Speaking of detectives, Sherlock 2 was such a big feature of Mac OS 9 it was displayed on the box. Sherlock 2 can be broken into eight channels.
The first channel was a file search tool similar to Spotlight on Mac OS X. Users could search for files by name, content, or a long list of custom variables like size, kind, label, creation date, or creator code. Custom searches could be saved for later use.
The remaining seven channels separate Sherlock’s “Search Internet” function into specialty areas like Web Search, People, Shopping, or News. The channel type affects the way search results would be presented, and custom channels could be created or downloaded to meet individual inqueries. Sherlock 2 was Apple’s take on a dedicated search application before Google Desktop Search ever existed.
iTools was Apple’s original collection of Internet services, and the forefather of today’s iCloud. Released at Macworld Expo San Francisco on January 5th, 2000, iTools was made available free of charge for all Macintosh users. iTools included the following free services.
- A @mac.com IMAP email account which could only be accessed through an email client such as Outlook Express (included in Mac OS 9).
- iCards, a electronic greeting card service that offered digital postcards with Apple design appeal.
- iReview, a collection of reviews of popular web sites.
- HomePage, a web page publishing service.
- iDisk, 5MBs of free online space accessible from any Macintosh running Mac OS 9.
- KidSafe, a directory of family-friendly web sites.
iTools was primarily a Mac-only offering that only provided limited, discussion board-based technical support. However, some features of iTools such as email, and homepage editing were accessible via non-Mac platforms after a Mac was used to create an account.
Although the original version of iDisk used AppleShare IP for transport and required Mac OS 9, it was eventually updated to use WebDAV technology and therefore opened up access to non-Mac operating systems. Apple would eventually offer an iDisk application for use with Windows XP.
iTools may not have included any of the fancy personal information syncing services of iCloud, but it gave Macintosh users a place on the web to call their own. To this day I am still proud to use my original @mac.com email address.
In addition to all the new features introduced in Mac OS 9 there are still some old favorites from the classic Macintosh operating system that never made their way into Mac OS X.
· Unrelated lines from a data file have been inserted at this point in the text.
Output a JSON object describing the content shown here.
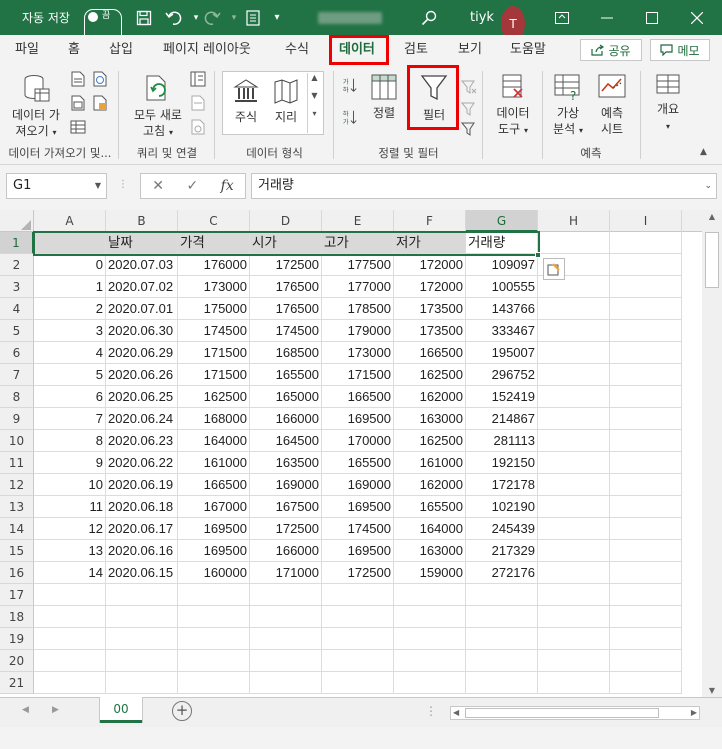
{
  "titlebar": {
    "autosave_label": "자동 저장",
    "autosave_state": "끔",
    "user_name": "tiyk",
    "avatar_initial": "T",
    "icons": [
      "save-icon",
      "undo-icon",
      "redo-icon",
      "customize-qat-icon",
      "search-icon",
      "ribbon-display-icon",
      "minimize-icon",
      "restore-icon",
      "close-icon"
    ]
  },
  "tabs": [
    "파일",
    "홈",
    "삽입",
    "페이지 레이아웃",
    "수식",
    "데이터",
    "검토",
    "보기",
    "도움말"
  ],
  "active_tab": "데이터",
  "share_label": "공유",
  "comments_label": "메모",
  "ribbon": {
    "get_data": "데이터 가\n져오기",
    "refresh_all": "모두 새로\n고침",
    "stocks": "주식",
    "geography": "지리",
    "sort": "정렬",
    "filter": "필터",
    "data_tools": "데이터\n도구",
    "what_if": "가상\n분석",
    "forecast_sheet": "예측\n시트",
    "outline": "개요",
    "groups": {
      "get_transform": "데이터 가져오기 및...",
      "queries": "쿼리 및 연결",
      "data_types": "데이터 형식",
      "sort_filter": "정렬 및 필터",
      "forecast": "예측"
    }
  },
  "formula": {
    "name_box": "G1",
    "fx": "fx",
    "content": "거래량"
  },
  "grid": {
    "columns": [
      "A",
      "B",
      "C",
      "D",
      "E",
      "F",
      "G",
      "H",
      "I"
    ],
    "headers": [
      "",
      "날짜",
      "가격",
      "시가",
      "고가",
      "저가",
      "거래량"
    ],
    "rows": [
      [
        "0",
        "2020.07.03",
        "176000",
        "172500",
        "177500",
        "172000",
        "109097"
      ],
      [
        "1",
        "2020.07.02",
        "173000",
        "176500",
        "177000",
        "172000",
        "100555"
      ],
      [
        "2",
        "2020.07.01",
        "175000",
        "176500",
        "178500",
        "173500",
        "143766"
      ],
      [
        "3",
        "2020.06.30",
        "174500",
        "174500",
        "179000",
        "173500",
        "333467"
      ],
      [
        "4",
        "2020.06.29",
        "171500",
        "168500",
        "173000",
        "166500",
        "195007"
      ],
      [
        "5",
        "2020.06.26",
        "171500",
        "165500",
        "171500",
        "162500",
        "296752"
      ],
      [
        "6",
        "2020.06.25",
        "162500",
        "165000",
        "166500",
        "162000",
        "152419"
      ],
      [
        "7",
        "2020.06.24",
        "168000",
        "166000",
        "169500",
        "163000",
        "214867"
      ],
      [
        "8",
        "2020.06.23",
        "164000",
        "164500",
        "170000",
        "162500",
        "281113"
      ],
      [
        "9",
        "2020.06.22",
        "161000",
        "163500",
        "165500",
        "161000",
        "192150"
      ],
      [
        "10",
        "2020.06.19",
        "166500",
        "169000",
        "169000",
        "162000",
        "172178"
      ],
      [
        "11",
        "2020.06.18",
        "167000",
        "167500",
        "169500",
        "165500",
        "102190"
      ],
      [
        "12",
        "2020.06.17",
        "169500",
        "172500",
        "174500",
        "164000",
        "245439"
      ],
      [
        "13",
        "2020.06.16",
        "169500",
        "166000",
        "169500",
        "163000",
        "217329"
      ],
      [
        "14",
        "2020.06.15",
        "160000",
        "171000",
        "172500",
        "159000",
        "272176"
      ]
    ],
    "total_rows_shown": 21
  },
  "sheets": [
    "00"
  ],
  "colors": {
    "accent": "#217346",
    "highlight": "#e00000"
  }
}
Some were interface features like the customizable Apple menu, Control Strip, themeable appearance, Platinum interface sounds, and desktop tabs that could be created by dragging a folder to the edge of the screen. Other were just a different way of doing things like managing your own memory for individual applications, or taking a coffee break when a greedy application hogged all of the available CPU cycles. Mac OS 9 was full of little tricks for getting things done. Like only loading the system extensions you needed to save memory, or avoiding a system restart by trying to force quit an application after it had already crashed. Modern Mac users like to complain about the ubiquitousness of the Dock or brushed metal, but they don’t know how good they have it. In Mac OS 9 uptime was measured in hours instead of days, and the most advanced browser was Internet Explorer 5.
Mac OS 9 was an important operating system because it made the transition to Mac OS X easier. Its CarbonLib framework made writing a single application for the classic Mac OS and Mac OS X possible, and its ability to run within Mac OS X as the Classic environment ensured Mac users could continue to use their legacy applications for years to come.
Today’s Apple press should not forget Mac OS 9 as the Mac platform embarks on another dramatic shift and continues on the path towards iOS-fication. I hope you enjoyed your exclusive briefing of this truly revolutionary Macintosh operating system.